Print out the records that follow, exactly and completely.
-- Opening Marker --
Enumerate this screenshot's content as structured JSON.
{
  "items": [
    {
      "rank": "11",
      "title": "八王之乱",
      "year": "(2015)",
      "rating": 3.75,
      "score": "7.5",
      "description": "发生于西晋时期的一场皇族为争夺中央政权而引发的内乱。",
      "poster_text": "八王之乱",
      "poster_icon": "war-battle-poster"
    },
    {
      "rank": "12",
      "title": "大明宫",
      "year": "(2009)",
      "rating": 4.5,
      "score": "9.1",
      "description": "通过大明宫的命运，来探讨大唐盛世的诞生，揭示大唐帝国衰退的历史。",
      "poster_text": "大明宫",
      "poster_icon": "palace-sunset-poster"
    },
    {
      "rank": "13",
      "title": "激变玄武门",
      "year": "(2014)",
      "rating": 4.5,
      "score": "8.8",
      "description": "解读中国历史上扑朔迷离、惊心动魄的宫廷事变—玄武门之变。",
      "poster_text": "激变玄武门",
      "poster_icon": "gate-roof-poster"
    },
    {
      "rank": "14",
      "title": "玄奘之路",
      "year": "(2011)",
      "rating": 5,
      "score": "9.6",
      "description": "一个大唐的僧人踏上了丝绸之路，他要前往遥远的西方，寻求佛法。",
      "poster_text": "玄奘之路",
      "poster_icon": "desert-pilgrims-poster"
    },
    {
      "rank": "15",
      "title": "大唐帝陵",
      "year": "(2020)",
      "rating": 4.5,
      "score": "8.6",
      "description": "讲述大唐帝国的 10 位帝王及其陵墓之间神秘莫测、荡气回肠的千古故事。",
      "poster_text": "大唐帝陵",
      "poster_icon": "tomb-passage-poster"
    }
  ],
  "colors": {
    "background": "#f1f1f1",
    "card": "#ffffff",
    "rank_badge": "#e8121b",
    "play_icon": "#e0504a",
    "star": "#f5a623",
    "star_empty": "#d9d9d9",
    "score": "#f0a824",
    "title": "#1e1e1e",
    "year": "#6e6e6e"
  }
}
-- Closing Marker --
** ANSWER SPACE **
Enumerate this screenshot's content as structured JSON.
{
  "items": [
    {
      "rank": "11",
      "title": "八王之乱",
      "year": "(2015)",
      "rating": 3.75,
      "score": "7.5",
      "description": "发生于西晋时期的一场皇族为争夺中央政权而引发的内乱。",
      "poster_text": "八王之乱",
      "poster_icon": "war-battle-poster"
    },
    {
      "rank": "12",
      "title": "大明宫",
      "year": "(2009)",
      "rating": 4.5,
      "score": "9.1",
      "description": "通过大明宫的命运，来探讨大唐盛世的诞生，揭示大唐帝国衰退的历史。",
      "poster_text": "大明宫",
      "poster_icon": "palace-sunset-poster"
    },
    {
      "rank": "13",
      "title": "激变玄武门",
      "year": "(2014)",
      "rating": 4.5,
      "score": "8.8",
      "description": "解读中国历史上扑朔迷离、惊心动魄的宫廷事变—玄武门之变。",
      "poster_text": "激变玄武门",
      "poster_icon": "gate-roof-poster"
    },
    {
      "rank": "14",
      "title": "玄奘之路",
      "year": "(2011)",
      "rating": 5,
      "score": "9.6",
      "description": "一个大唐的僧人踏上了丝绸之路，他要前往遥远的西方，寻求佛法。",
      "poster_text": "玄奘之路",
      "poster_icon": "desert-pilgrims-poster"
    },
    {
      "rank": "15",
      "title": "大唐帝陵",
      "year": "(2020)",
      "rating": 4.5,
      "score": "8.6",
      "description": "讲述大唐帝国的 10 位帝王及其陵墓之间神秘莫测、荡气回肠的千古故事。",
      "poster_text": "大唐帝陵",
      "poster_icon": "tomb-passage-poster"
    }
  ],
  "colors": {
    "background": "#f1f1f1",
    "card": "#ffffff",
    "rank_badge": "#e8121b",
    "play_icon": "#e0504a",
    "star": "#f5a623",
    "star_empty": "#d9d9d9",
    "score": "#f0a824",
    "title": "#1e1e1e",
    "year": "#6e6e6e"
  }
}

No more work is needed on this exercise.